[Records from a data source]
******
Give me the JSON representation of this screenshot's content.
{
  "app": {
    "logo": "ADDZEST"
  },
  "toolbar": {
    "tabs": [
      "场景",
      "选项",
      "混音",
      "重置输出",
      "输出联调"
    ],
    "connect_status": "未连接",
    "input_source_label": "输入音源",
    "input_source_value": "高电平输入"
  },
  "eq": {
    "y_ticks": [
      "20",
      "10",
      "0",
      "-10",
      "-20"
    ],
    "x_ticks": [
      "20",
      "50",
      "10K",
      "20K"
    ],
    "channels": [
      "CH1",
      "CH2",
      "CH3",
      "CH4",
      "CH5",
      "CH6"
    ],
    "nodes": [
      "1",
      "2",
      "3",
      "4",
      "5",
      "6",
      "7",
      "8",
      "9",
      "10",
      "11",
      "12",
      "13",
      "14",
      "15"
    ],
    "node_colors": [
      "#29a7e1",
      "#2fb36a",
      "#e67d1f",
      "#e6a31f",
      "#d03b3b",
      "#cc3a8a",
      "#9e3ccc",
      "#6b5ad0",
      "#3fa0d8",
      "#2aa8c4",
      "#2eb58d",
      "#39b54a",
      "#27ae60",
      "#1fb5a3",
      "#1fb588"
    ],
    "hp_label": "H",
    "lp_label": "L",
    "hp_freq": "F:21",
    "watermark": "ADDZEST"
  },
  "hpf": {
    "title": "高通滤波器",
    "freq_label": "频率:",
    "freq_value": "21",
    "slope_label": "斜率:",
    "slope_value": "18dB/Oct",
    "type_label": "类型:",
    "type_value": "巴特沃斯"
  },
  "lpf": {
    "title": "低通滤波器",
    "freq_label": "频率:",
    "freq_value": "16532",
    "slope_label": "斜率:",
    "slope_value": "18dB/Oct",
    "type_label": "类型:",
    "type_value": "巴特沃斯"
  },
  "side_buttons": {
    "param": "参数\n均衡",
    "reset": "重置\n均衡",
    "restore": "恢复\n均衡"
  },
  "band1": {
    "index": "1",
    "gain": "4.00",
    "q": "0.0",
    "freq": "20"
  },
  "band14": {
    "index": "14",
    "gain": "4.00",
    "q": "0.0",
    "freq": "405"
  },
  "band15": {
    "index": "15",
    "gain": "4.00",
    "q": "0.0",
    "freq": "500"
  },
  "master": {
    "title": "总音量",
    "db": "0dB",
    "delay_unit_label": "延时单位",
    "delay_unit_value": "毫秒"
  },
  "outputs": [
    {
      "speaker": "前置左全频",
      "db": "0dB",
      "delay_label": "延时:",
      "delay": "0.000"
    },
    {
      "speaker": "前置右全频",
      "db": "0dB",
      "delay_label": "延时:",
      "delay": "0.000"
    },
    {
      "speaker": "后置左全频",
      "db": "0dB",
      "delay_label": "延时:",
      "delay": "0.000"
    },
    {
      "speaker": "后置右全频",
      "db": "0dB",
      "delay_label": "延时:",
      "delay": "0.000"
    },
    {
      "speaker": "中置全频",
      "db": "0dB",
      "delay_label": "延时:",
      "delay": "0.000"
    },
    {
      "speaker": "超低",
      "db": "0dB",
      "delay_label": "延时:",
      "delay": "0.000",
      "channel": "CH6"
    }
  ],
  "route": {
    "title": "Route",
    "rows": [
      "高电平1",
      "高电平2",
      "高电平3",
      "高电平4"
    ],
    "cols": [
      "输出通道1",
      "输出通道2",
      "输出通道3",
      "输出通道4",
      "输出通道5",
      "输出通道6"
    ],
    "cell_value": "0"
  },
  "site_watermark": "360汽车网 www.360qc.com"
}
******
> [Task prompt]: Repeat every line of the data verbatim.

> [Response area]:
Give me the JSON representation of this screenshot's content.
{
  "app": {
    "logo": "ADDZEST"
  },
  "toolbar": {
    "tabs": [
      "场景",
      "选项",
      "混音",
      "重置输出",
      "输出联调"
    ],
    "connect_status": "未连接",
    "input_source_label": "输入音源",
    "input_source_value": "高电平输入"
  },
  "eq": {
    "y_ticks": [
      "20",
      "10",
      "0",
      "-10",
      "-20"
    ],
    "x_ticks": [
      "20",
      "50",
      "10K",
      "20K"
    ],
    "channels": [
      "CH1",
      "CH2",
      "CH3",
      "CH4",
      "CH5",
      "CH6"
    ],
    "nodes": [
      "1",
      "2",
      "3",
      "4",
      "5",
      "6",
      "7",
      "8",
      "9",
      "10",
      "11",
      "12",
      "13",
      "14",
      "15"
    ],
    "node_colors": [
      "#29a7e1",
      "#2fb36a",
      "#e67d1f",
      "#e6a31f",
      "#d03b3b",
      "#cc3a8a",
      "#9e3ccc",
      "#6b5ad0",
      "#3fa0d8",
      "#2aa8c4",
      "#2eb58d",
      "#39b54a",
      "#27ae60",
      "#1fb5a3",
      "#1fb588"
    ],
    "hp_label": "H",
    "lp_label": "L",
    "hp_freq": "F:21",
    "watermark": "ADDZEST"
  },
  "hpf": {
    "title": "高通滤波器",
    "freq_label": "频率:",
    "freq_value": "21",
    "slope_label": "斜率:",
    "slope_value": "18dB/Oct",
    "type_label": "类型:",
    "type_value": "巴特沃斯"
  },
  "lpf": {
    "title": "低通滤波器",
    "freq_label": "频率:",
    "freq_value": "16532",
    "slope_label": "斜率:",
    "slope_value": "18dB/Oct",
    "type_label": "类型:",
    "type_value": "巴特沃斯"
  },
  "side_buttons": {
    "param": "参数\n均衡",
    "reset": "重置\n均衡",
    "restore": "恢复\n均衡"
  },
  "band1": {
    "index": "1",
    "gain": "4.00",
    "q": "0.0",
    "freq": "20"
  },
  "band14": {
    "index": "14",
    "gain": "4.00",
    "q": "0.0",
    "freq": "405"
  },
  "band15": {
    "index": "15",
    "gain": "4.00",
    "q": "0.0",
    "freq": "500"
  },
  "master": {
    "title": "总音量",
    "db": "0dB",
    "delay_unit_label": "延时单位",
    "delay_unit_value": "毫秒"
  },
  "outputs": [
    {
      "speaker": "前置左全频",
      "db": "0dB",
      "delay_label": "延时:",
      "delay": "0.000"
    },
    {
      "speaker": "前置右全频",
      "db": "0dB",
      "delay_label": "延时:",
      "delay": "0.000"
    },
    {
      "speaker": "后置左全频",
      "db": "0dB",
      "delay_label": "延时:",
      "delay": "0.000"
    },
    {
      "speaker": "后置右全频",
      "db": "0dB",
      "delay_label": "延时:",
      "delay": "0.000"
    },
    {
      "speaker": "中置全频",
      "db": "0dB",
      "delay_label": "延时:",
      "delay": "0.000"
    },
    {
      "speaker": "超低",
      "db": "0dB",
      "delay_label": "延时:",
      "delay": "0.000",
      "channel": "CH6"
    }
  ],
  "route": {
    "title": "Route",
    "rows": [
      "高电平1",
      "高电平2",
      "高电平3",
      "高电平4"
    ],
    "cols": [
      "输出通道1",
      "输出通道2",
      "输出通道3",
      "输出通道4",
      "输出通道5",
      "输出通道6"
    ],
    "cell_value": "0"
  },
  "site_watermark": "360汽车网 www.360qc.com"
}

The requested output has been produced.